Friday, August 15, 2014

New Books (August #1)

BooksReceived-20140814

Featuring: David Annandale, Anne Blankman, Christopher Fowler, Felix Gilman, Emmi Itäranta, Philip Kerr, M.A. Lawson, Peter Liney, Caitlin Moran, Haruki Murakami, Lauren Owen, Greg Rucka, Brian Ruckley, Adelle Waldman, Will Wiles, Tad Williams

Thursday, August 14, 2014

Guest Post: “Setting as a Character” by Patty Templeton

PattyTempleton-AuthorPicI have a great many tattoos. Entire appendages are coated in ink. One of my favorites is a small arsenic bottle and a sprig of blackberries on my left arm. It was inspired by the book We Have Always Lived in the Castle by Shirley Jackson.

Shirley Jackson. Geez. That woman. Though We Have Always Lived in the Castle is my favorite novel of hers – and the novel that inspired the tattoo, The Haunting of Hill House is what Jackson is most known for. Made famous by two movie adaptations and lauded by Stephen King as one of only two “great novels of the supernatural in the last hundred years,”[1] The Haunting of Hill House was the first novel that made me aware of Setting as a Character.

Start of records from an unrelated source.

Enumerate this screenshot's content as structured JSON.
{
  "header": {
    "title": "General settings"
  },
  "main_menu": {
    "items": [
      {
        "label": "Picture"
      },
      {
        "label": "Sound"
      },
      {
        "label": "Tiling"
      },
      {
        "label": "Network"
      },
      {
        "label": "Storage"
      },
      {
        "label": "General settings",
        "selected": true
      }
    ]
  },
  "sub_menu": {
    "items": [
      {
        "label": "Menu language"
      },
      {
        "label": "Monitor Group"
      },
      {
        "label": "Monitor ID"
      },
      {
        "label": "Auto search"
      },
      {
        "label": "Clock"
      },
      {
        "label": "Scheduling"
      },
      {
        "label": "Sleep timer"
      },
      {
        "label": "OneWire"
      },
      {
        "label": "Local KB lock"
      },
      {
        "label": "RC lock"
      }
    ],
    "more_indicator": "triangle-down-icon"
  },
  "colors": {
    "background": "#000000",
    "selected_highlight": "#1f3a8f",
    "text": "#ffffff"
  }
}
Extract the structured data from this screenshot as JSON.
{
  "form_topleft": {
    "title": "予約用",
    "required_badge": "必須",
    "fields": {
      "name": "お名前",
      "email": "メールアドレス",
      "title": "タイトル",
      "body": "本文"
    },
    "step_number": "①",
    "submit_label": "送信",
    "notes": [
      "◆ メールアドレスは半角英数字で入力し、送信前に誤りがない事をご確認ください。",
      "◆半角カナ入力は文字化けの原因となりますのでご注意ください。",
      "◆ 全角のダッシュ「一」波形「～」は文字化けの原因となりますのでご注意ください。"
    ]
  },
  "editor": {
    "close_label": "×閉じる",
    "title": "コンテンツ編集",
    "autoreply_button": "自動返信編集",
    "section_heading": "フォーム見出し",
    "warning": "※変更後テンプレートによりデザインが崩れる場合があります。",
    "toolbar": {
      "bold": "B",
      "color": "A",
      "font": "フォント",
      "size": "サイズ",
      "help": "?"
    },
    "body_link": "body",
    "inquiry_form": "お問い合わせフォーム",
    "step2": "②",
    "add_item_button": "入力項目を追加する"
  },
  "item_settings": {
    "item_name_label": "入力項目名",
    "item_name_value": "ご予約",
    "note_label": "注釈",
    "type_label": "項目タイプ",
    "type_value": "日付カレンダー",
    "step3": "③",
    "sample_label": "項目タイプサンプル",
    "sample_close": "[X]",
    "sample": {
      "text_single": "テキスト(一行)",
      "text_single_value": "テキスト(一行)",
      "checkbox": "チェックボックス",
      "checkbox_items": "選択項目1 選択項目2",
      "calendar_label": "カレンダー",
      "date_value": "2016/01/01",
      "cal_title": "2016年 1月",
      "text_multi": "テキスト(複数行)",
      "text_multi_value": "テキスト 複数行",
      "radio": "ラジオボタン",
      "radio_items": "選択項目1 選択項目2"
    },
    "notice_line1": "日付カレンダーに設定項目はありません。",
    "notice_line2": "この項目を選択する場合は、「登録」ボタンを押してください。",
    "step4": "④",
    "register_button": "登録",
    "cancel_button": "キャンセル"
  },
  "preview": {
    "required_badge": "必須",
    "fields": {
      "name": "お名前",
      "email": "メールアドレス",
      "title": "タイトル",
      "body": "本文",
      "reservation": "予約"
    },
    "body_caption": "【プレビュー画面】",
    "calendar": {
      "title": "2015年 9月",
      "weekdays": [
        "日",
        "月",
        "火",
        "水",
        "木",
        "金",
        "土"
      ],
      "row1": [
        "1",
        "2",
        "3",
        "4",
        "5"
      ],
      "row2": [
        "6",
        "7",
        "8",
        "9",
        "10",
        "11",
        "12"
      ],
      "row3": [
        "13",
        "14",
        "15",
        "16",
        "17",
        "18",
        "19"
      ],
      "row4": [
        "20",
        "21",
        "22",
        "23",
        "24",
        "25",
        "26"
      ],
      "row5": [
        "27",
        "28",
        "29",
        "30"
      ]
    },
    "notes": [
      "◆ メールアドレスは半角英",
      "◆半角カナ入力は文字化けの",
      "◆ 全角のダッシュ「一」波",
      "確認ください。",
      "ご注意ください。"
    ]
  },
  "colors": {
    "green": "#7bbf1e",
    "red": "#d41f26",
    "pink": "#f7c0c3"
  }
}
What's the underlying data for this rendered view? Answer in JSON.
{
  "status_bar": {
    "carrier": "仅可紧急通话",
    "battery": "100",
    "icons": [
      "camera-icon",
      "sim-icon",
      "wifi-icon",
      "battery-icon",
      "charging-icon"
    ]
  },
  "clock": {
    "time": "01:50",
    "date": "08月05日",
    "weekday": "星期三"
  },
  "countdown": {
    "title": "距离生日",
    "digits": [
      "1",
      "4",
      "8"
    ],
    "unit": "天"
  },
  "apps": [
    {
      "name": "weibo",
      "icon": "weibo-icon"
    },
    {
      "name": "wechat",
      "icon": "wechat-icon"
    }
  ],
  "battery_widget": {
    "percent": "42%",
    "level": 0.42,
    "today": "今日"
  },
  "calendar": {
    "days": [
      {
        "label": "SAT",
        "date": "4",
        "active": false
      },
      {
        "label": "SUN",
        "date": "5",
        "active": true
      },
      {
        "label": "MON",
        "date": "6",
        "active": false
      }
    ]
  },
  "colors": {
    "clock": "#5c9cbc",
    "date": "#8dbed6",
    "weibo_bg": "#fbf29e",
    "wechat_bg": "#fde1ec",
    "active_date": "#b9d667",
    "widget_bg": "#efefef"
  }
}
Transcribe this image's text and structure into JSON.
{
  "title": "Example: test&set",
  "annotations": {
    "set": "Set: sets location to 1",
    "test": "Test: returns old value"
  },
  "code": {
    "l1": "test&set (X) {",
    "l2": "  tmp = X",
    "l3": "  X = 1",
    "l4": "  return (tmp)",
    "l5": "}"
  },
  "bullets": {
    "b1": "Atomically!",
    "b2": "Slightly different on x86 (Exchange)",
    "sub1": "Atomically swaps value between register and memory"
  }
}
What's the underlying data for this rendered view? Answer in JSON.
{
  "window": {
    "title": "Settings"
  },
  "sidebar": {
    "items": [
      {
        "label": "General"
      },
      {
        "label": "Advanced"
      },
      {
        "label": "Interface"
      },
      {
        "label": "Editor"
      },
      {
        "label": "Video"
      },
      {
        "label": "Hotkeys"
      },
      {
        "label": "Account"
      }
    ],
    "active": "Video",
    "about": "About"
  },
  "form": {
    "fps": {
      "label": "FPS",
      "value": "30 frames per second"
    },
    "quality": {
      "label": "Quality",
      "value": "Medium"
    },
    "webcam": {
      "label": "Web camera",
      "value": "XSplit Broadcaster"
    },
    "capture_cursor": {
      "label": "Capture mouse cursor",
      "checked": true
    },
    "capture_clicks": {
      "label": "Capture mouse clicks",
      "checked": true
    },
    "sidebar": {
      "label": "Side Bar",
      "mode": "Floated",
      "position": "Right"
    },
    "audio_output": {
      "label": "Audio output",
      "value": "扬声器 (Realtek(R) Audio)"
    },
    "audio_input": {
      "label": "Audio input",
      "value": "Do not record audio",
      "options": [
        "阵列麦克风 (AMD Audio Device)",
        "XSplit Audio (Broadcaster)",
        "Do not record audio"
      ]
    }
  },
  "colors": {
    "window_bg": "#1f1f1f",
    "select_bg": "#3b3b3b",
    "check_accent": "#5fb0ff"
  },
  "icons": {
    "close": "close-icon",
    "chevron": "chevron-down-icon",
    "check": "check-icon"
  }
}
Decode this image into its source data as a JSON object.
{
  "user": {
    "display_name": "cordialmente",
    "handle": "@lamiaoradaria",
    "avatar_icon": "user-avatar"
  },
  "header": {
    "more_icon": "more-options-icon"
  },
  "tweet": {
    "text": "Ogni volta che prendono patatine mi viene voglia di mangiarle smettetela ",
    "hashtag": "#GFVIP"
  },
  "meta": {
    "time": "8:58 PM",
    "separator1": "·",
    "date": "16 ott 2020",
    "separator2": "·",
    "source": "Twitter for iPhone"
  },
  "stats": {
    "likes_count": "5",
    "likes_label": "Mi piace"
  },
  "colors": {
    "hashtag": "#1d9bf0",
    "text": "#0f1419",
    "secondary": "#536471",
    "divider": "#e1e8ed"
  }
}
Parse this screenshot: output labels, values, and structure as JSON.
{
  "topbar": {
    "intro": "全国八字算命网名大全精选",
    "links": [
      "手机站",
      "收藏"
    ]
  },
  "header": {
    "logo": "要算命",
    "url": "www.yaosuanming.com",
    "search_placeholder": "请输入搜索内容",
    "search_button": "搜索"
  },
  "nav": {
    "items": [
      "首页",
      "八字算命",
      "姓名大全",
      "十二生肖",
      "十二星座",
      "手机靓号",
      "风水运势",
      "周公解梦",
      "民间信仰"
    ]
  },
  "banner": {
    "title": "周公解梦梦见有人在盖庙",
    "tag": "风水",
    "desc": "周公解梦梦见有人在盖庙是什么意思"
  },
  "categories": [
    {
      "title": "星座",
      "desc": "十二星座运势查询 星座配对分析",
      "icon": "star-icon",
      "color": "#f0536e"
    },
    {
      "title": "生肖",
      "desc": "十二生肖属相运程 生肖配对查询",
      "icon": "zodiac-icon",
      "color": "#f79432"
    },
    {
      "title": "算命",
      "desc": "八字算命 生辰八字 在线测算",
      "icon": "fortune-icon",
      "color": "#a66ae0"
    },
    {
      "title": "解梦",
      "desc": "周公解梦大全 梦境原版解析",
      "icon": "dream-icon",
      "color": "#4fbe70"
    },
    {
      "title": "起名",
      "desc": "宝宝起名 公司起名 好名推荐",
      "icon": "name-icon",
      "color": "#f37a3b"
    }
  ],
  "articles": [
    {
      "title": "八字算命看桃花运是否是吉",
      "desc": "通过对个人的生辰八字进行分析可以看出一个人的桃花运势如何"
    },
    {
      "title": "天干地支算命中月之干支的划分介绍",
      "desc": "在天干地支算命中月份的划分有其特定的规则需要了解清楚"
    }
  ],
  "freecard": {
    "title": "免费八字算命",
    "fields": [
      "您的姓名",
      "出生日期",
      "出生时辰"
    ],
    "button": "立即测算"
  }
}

If you are unfamiliar with The Haunting of Hill House, the main story thread is thus: four psychically-inclined characters (two women and two men) visit an 80-year-old mansion named Hill House to study the supernatural activity that may or may not be happening there. Strange. Events. Occur. Is it all in the minds of the slightly terrified inhabitants, do ghosts roam the halls, or can a place actually be alive and evil?